I got myself all geared up in the Camelbak, poles, snow shoes, and grabbed my camera. Figured this might be an adventure worth digitizing. I realized quickly that despite all the fancy gear, it might not have been the best idea to head out solo during this crazy windstorm. Trees swayed severely overhead, and the 40 mph gusts of wind spit icy snow at my face. Undeterred I ventured on, determined to work up a sweat and hopefully get some good scenery shots on the Kodak. Stopping to take pictures turned into quite a challenge: Stop, unhook ski poles, remove gloves, unzip pocket, find camera, (blow nose), take picture, repeat everything in reverse order. Needless to say, most of the pictures were taken in the first couple miles of the adventure. At one point, as I started to make my way over the notoriously windy dam, gusts of wind were so powerful that I would have been knocked down if I didn’t quickly crouch to the ground, with my back facing the wind. At that moment I realized how incredibly insignificant humans are up against Mother Nature, and the feeling was invigorating. It was also a little embarrassing, when I noticed a photographer watching me from a safe distance. No doubt he was thinking, look at this fool, on top of the dam in a blizzard. Maybe I should stick around in case this goes south, I could make headlines in the paper tomorrow.
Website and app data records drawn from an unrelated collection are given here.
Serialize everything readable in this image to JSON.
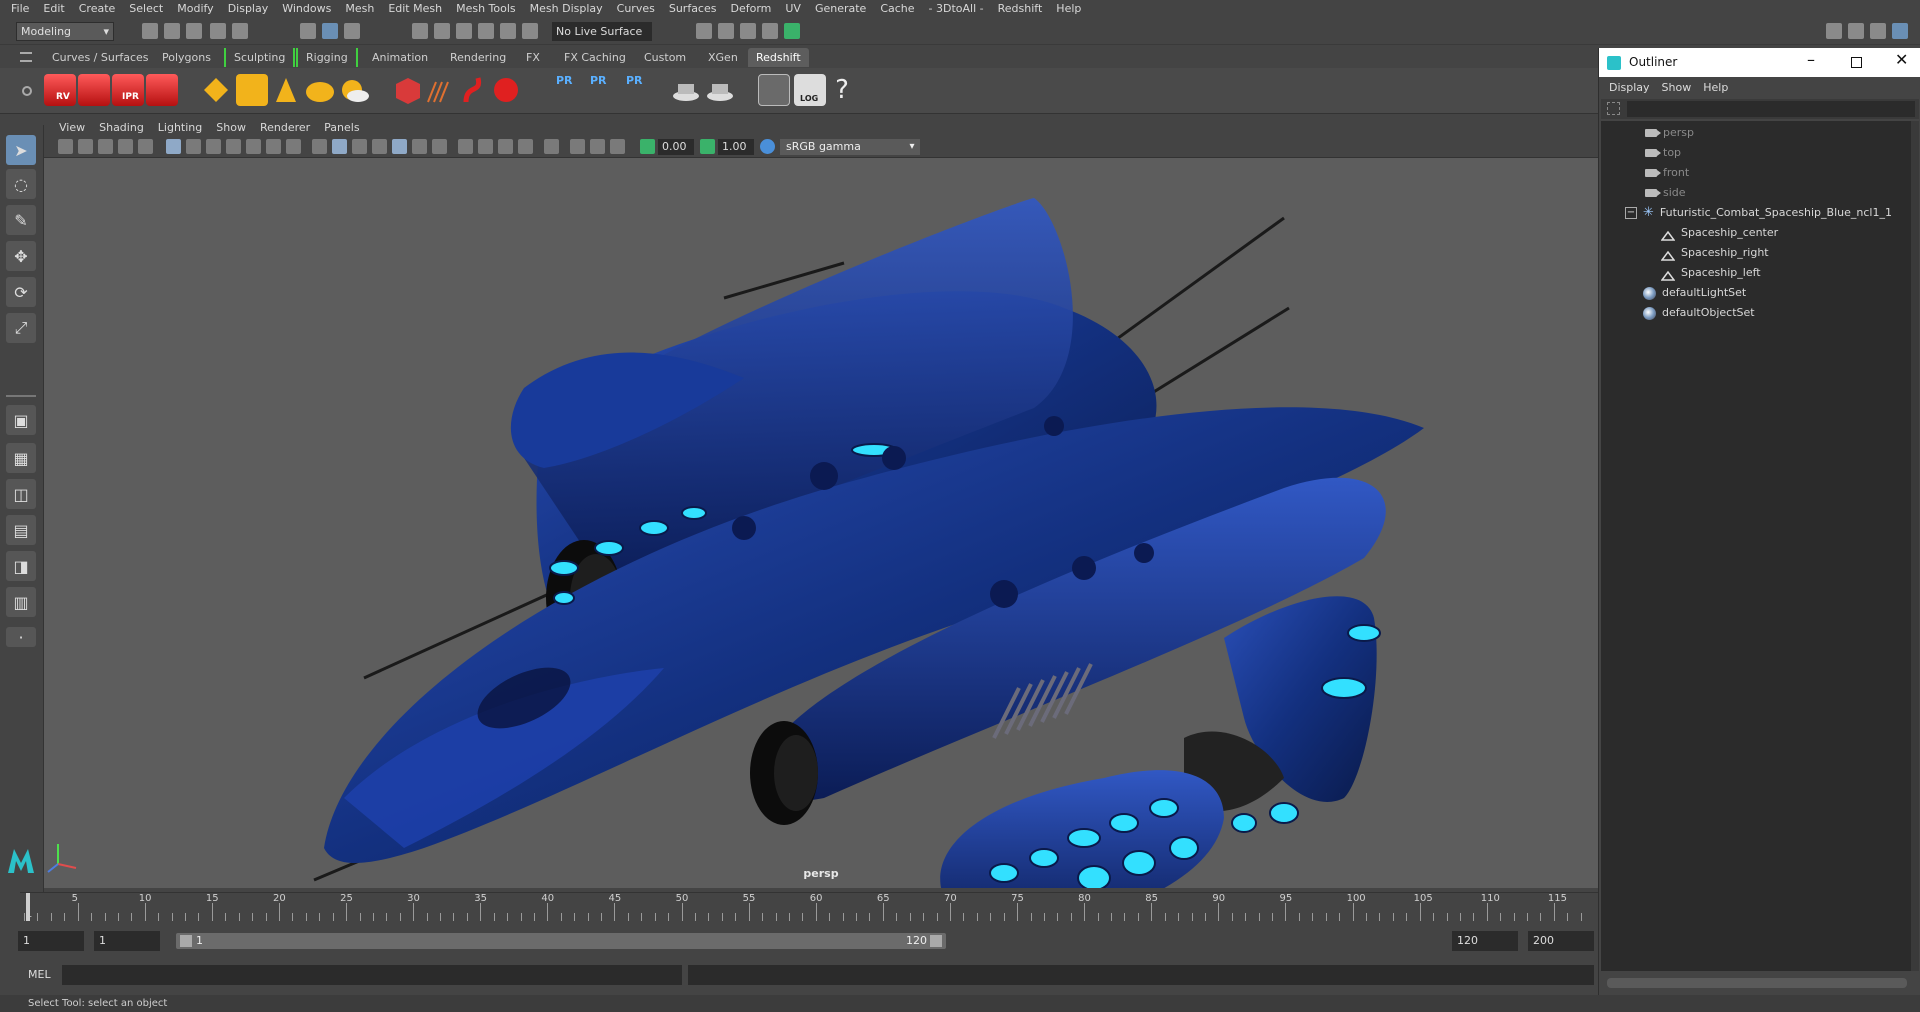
{
  "menubar": {
    "items": [
      "File",
      "Edit",
      "Create",
      "Select",
      "Modify",
      "Display",
      "Windows",
      "Mesh",
      "Edit Mesh",
      "Mesh Tools",
      "Mesh Display",
      "Curves",
      "Surfaces",
      "Deform",
      "UV",
      "Generate",
      "Cache",
      "- 3DtoAll -",
      "Redshift",
      "Help"
    ]
  },
  "statusline": {
    "mode": "Modeling",
    "live_surface": "No Live Surface"
  },
  "shelf": {
    "tabs": [
      "Curves / Surfaces",
      "Polygons",
      "Sculpting",
      "Rigging",
      "Animation",
      "Rendering",
      "FX",
      "FX Caching",
      "Custom",
      "XGen",
      "Redshift"
    ],
    "active_tab": "Redshift",
    "icon_labels": {
      "rv": "RV",
      "ipr": "IPR",
      "pr": "PR",
      "log": "LOG",
      "help": "?"
    }
  },
  "panel": {
    "menu": [
      "View",
      "Shading",
      "Lighting",
      "Show",
      "Renderer",
      "Panels"
    ],
    "exposure": "0.00",
    "gamma": "1.00",
    "color_space": "sRGB gamma",
    "camera_label": "persp"
  },
  "timeline": {
    "ticks": [
      "1",
      "5",
      "10",
      "15",
      "20",
      "25",
      "30",
      "35",
      "40",
      "45",
      "50",
      "55",
      "60",
      "65",
      "70",
      "75",
      "80",
      "85",
      "90",
      "95",
      "100",
      "105",
      "110",
      "115"
    ],
    "start_frame": "1",
    "current_frame": "1",
    "range_start": "1",
    "range_end_inner": "120",
    "range_end": "120",
    "end_frame": "200"
  },
  "cmdline": {
    "label": "MEL"
  },
  "helpline": {
    "text": "Select Tool: select an object"
  },
  "outliner": {
    "title": "Outliner",
    "menu": [
      "Display",
      "Show",
      "Help"
    ],
    "cameras": [
      "persp",
      "top",
      "front",
      "side"
    ],
    "group": "Futuristic_Combat_Spaceship_Blue_ncl1_1",
    "children": [
      "Spaceship_center",
      "Spaceship_right",
      "Spaceship_left"
    ],
    "sets": [
      "defaultLightSet",
      "defaultObjectSet"
    ]
  },
  "colors": {
    "ship_blue": "#12308a",
    "ship_glow": "#33e0ff",
    "viewport_bg": "#5d5d5d",
    "active_tab_bracket": "#40d040"
  }
}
Reenergized from my brush with death (or at least, my brush with a strong gust of wind), I picked up the pace and charged on, alternating between shallow snow and sudden deep drifts. As I marched along, I remembered seeing a headline somewhere in a magazine about the new hot winter sport: Snowshoe Running. I made a mental note to go back and check that out. That could be my next addiction. My mother later asked me, “Are you allowed to write about snowshoeing in your blog?” Excellent question, I thought, since I’ve only ever written, or cared to write, about running. While I don’t want to make a habit of writing about all sorts of silly adventures, I also reasoned that “Thought per Mile” doesn’t need to exclusively pertain to miles covered in sneakers. And the bottom line, I finally determined, is that it’s my blog. That means… my rules!
*Anyone who knows me well enough knows I am mentally preparing my formal list of rules, forthcoming in a future blog post. J